**Work instructions:**
From the entries below, say how many lines carry the word "Sign", and give nothing but the number.

(Excerpts from an interface dataset)
----------------

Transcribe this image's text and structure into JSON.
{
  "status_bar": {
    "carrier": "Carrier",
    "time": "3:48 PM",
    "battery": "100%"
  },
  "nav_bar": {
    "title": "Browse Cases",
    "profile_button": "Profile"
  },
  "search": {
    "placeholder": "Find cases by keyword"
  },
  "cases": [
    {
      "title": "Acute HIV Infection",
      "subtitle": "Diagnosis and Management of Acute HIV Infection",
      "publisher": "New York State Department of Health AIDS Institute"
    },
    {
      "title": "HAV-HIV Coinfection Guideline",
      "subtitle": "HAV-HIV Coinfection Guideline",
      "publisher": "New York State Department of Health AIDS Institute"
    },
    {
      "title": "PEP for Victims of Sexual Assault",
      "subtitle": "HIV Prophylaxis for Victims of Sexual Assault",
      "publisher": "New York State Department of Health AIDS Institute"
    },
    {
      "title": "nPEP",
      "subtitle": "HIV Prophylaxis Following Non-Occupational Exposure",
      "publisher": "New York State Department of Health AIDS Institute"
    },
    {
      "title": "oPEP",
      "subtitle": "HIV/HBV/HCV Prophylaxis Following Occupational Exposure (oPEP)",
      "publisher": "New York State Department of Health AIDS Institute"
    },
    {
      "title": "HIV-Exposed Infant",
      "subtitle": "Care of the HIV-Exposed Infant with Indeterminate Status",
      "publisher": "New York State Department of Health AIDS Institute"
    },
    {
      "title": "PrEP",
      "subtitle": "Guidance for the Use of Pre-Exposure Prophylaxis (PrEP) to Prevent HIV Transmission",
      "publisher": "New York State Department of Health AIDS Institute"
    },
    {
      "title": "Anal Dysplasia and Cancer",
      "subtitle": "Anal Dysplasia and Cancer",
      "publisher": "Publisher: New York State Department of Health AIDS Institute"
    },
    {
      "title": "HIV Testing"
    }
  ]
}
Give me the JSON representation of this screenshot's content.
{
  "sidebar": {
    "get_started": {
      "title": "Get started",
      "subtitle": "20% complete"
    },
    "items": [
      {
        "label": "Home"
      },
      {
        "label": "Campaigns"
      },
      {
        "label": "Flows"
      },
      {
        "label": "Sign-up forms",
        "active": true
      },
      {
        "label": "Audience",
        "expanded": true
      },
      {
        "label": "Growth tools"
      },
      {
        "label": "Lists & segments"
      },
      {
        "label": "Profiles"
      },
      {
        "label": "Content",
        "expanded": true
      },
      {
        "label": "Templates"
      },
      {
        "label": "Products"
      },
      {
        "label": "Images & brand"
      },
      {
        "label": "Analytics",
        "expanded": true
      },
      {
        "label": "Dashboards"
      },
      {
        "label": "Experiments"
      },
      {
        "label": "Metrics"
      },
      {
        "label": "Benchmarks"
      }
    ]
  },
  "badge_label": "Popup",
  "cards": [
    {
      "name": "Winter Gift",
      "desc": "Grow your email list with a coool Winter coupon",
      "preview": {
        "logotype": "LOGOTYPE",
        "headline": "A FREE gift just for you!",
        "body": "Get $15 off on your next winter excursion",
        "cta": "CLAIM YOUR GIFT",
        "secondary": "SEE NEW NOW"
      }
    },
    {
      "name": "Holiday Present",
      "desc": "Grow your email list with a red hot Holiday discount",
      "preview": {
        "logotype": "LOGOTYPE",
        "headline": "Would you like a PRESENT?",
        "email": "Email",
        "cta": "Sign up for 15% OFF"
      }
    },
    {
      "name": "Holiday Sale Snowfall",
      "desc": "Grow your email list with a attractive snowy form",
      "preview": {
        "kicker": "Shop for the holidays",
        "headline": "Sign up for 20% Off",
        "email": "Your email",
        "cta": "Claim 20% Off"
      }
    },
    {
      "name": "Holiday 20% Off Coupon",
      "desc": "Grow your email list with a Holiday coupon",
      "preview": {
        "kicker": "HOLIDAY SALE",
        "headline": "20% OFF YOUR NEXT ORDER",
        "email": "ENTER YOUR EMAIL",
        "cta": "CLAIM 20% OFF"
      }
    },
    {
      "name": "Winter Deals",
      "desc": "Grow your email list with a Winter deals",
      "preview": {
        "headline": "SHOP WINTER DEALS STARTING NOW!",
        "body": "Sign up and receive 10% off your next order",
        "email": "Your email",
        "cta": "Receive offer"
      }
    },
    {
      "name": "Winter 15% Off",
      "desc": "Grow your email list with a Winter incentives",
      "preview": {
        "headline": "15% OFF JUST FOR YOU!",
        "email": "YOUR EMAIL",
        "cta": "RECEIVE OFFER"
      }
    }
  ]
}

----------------

**Problem solution:**
4